## Action item
Scan the records for "name" and copy each line that contains it.

## Page and application data records
-------------------------

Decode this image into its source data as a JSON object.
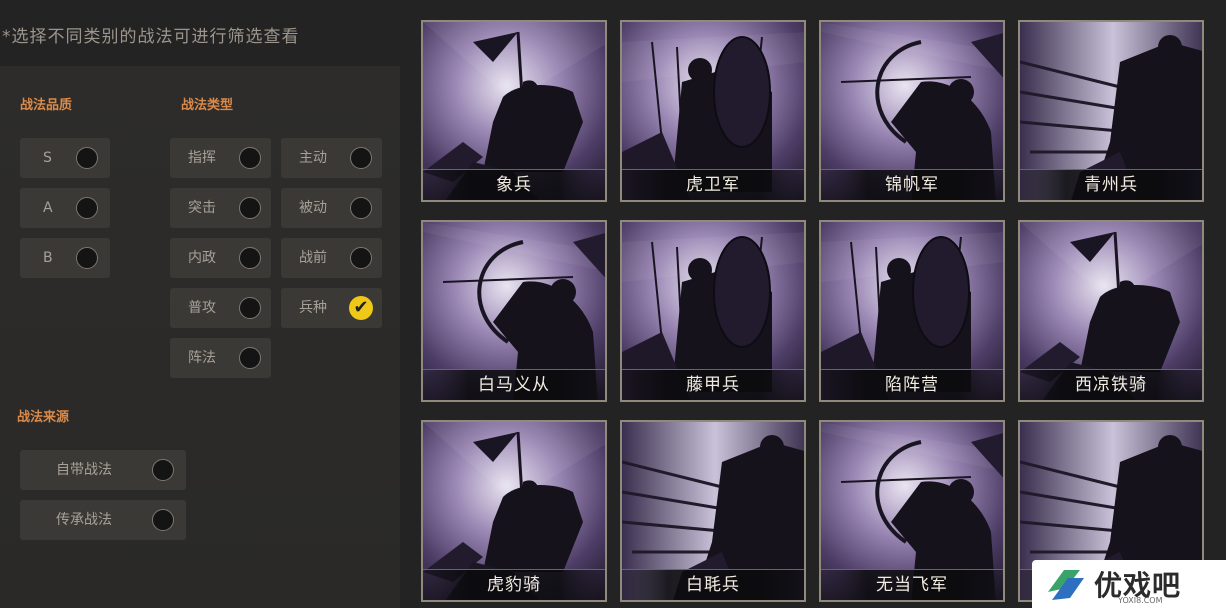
{
  "hint": "*选择不同类别的战法可进行筛选查看",
  "quality": {
    "title": "战法品质",
    "options": [
      {
        "label": "S",
        "selected": false
      },
      {
        "label": "A",
        "selected": false
      },
      {
        "label": "B",
        "selected": false
      }
    ]
  },
  "type": {
    "title": "战法类型",
    "options": [
      {
        "label": "指挥",
        "selected": false
      },
      {
        "label": "主动",
        "selected": false
      },
      {
        "label": "突击",
        "selected": false
      },
      {
        "label": "被动",
        "selected": false
      },
      {
        "label": "内政",
        "selected": false
      },
      {
        "label": "战前",
        "selected": false
      },
      {
        "label": "普攻",
        "selected": false
      },
      {
        "label": "兵种",
        "selected": true
      },
      {
        "label": "阵法",
        "selected": false
      }
    ]
  },
  "source": {
    "title": "战法来源",
    "options": [
      {
        "label": "自带战法",
        "selected": false
      },
      {
        "label": "传承战法",
        "selected": false
      }
    ]
  },
  "cards": [
    {
      "name": "象兵",
      "art": "banner-rider"
    },
    {
      "name": "虎卫军",
      "art": "shield-infantry"
    },
    {
      "name": "锦帆军",
      "art": "archer"
    },
    {
      "name": "青州兵",
      "art": "spear-charge"
    },
    {
      "name": "白马义从",
      "art": "archer"
    },
    {
      "name": "藤甲兵",
      "art": "shield-infantry"
    },
    {
      "name": "陷阵营",
      "art": "shield-infantry"
    },
    {
      "name": "西凉铁骑",
      "art": "banner-rider"
    },
    {
      "name": "虎豹骑",
      "art": "banner-rider"
    },
    {
      "name": "白毦兵",
      "art": "spear-charge"
    },
    {
      "name": "无当飞军",
      "art": "archer"
    },
    {
      "name": "",
      "art": "spear-charge"
    }
  ],
  "watermark": {
    "text": "优戏吧",
    "url": "YOXI8.COM"
  },
  "colors": {
    "accent": "#d98a4a",
    "check": "#f0c818"
  }
}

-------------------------

## Solution to the problem
      "name": "象兵",
      "name": "虎卫军",
      "name": "锦帆军",
      "name": "青州兵",
      "name": "白马义从",
      "name": "藤甲兵",
      "name": "陷阵营",
      "name": "西凉铁骑",
      "name": "虎豹骑",
      "name": "白毦兵",
      "name": "无当飞军",
      "name": "",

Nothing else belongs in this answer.